Wrabetz, S., Frank, B., Blume, R., Khavryuchenko, O., Zhang, J., Trunschke, A., et al. (2013). Calorimetric Study of Propane and Ethylbenzene on Active Surface on Carbon-Based Catalysts. Poster presented at XIth European Congress on Catalysis "20 years of European Catalysis and beyond", Lyon, France.


Cite as: http://hdl.handle.net/11858/00-001M-0000-0014-528A-8
Abstract

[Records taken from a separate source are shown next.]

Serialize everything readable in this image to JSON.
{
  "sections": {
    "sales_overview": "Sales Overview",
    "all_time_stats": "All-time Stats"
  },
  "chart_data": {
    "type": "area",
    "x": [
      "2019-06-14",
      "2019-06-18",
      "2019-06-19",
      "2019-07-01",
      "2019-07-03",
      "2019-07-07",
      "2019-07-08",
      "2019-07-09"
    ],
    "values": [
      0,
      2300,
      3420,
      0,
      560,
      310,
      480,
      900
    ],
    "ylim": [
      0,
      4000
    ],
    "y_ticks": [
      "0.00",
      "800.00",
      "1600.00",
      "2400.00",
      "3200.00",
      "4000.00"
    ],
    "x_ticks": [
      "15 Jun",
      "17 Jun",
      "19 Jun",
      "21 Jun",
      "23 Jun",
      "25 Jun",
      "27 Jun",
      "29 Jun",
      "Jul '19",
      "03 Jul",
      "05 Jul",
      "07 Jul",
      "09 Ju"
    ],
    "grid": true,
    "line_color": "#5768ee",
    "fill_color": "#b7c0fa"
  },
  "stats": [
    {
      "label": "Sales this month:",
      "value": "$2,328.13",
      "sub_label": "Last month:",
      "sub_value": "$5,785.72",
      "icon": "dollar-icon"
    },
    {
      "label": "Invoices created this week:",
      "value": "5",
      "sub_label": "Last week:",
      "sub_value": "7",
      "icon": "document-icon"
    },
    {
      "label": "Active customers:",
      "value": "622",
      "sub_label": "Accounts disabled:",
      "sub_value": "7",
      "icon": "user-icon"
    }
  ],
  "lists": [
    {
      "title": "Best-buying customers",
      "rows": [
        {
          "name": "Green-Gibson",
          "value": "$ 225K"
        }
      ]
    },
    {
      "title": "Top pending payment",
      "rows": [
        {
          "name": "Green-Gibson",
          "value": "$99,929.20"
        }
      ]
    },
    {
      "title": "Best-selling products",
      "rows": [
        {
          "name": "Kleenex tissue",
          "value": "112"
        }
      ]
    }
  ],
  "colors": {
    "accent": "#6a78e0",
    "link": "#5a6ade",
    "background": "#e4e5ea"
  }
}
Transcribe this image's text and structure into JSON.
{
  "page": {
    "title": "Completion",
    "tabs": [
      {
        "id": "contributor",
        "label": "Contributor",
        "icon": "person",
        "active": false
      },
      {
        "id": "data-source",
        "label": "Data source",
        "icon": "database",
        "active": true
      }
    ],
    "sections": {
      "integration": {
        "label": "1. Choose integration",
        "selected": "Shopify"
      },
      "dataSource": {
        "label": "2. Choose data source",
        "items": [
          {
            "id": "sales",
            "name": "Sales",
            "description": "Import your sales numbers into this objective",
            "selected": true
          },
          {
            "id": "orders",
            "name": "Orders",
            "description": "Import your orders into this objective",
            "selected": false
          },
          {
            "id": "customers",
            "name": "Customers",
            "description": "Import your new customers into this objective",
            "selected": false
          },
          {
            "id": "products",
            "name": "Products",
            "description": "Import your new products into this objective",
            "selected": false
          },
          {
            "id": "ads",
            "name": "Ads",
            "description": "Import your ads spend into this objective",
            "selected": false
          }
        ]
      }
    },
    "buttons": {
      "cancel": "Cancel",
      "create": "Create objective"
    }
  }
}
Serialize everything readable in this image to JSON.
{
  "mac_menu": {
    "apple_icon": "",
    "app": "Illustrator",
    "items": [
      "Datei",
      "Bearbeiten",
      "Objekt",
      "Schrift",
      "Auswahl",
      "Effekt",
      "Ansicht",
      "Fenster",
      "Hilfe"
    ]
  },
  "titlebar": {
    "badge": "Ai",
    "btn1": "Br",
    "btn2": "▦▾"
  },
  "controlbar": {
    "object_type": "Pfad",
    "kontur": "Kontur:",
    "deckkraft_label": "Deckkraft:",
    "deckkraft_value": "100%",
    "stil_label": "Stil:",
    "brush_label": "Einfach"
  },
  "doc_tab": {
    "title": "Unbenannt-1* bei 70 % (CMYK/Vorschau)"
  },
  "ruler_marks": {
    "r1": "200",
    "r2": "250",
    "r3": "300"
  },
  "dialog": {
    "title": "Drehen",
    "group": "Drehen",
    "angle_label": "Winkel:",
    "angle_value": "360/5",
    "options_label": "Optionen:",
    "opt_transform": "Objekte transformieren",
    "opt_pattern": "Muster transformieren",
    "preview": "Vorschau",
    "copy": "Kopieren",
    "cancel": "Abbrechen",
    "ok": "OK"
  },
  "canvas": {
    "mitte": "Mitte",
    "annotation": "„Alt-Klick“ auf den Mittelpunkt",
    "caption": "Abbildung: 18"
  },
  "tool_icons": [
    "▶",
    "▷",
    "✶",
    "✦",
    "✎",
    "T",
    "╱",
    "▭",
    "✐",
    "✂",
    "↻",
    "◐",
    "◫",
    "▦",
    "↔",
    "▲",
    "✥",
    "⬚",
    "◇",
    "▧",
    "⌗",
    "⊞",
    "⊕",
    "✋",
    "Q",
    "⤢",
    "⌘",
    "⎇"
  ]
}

The use of carbon materials instead of (mixed) metal oxides in selective oxidation catalysis could emerge to be of basic interest for the catalysis community. Low dimensional carbon allotropes such as multiwalled carbon nanotubes (CNTs) with high structural homogeneity provide the characteristics of model catalysts with well defined active sites as compared with polyvalent transition metal oxides featuring complex electronic and spin structures. The oxydehydrogenation (ODH) reaction over carbon has been discovered in 1979 by Alkhazov et al.[1] From the mechanistic point of view, quinone groups are believed be the active site. These nucleophilic oxygen species can selectively abstract hydrogen atoms and the formed phenol groups are subsequently reoxidized by O2. We choose the ODH of propane and ethylbenzene (EB) as the model reactions. Propane is widely investigated as a substrate in this reaction and mechanistic models for the reaction sequence over metal oxide catalysts are nu-merously suggested. It is equipped with a high C–H bond strength (410.5 kJ mol-1). In contrary to the alkane, the weak C-H bond in benzylic position (357.3 kJ mol-1) makes the molecule highly reactive for ODH.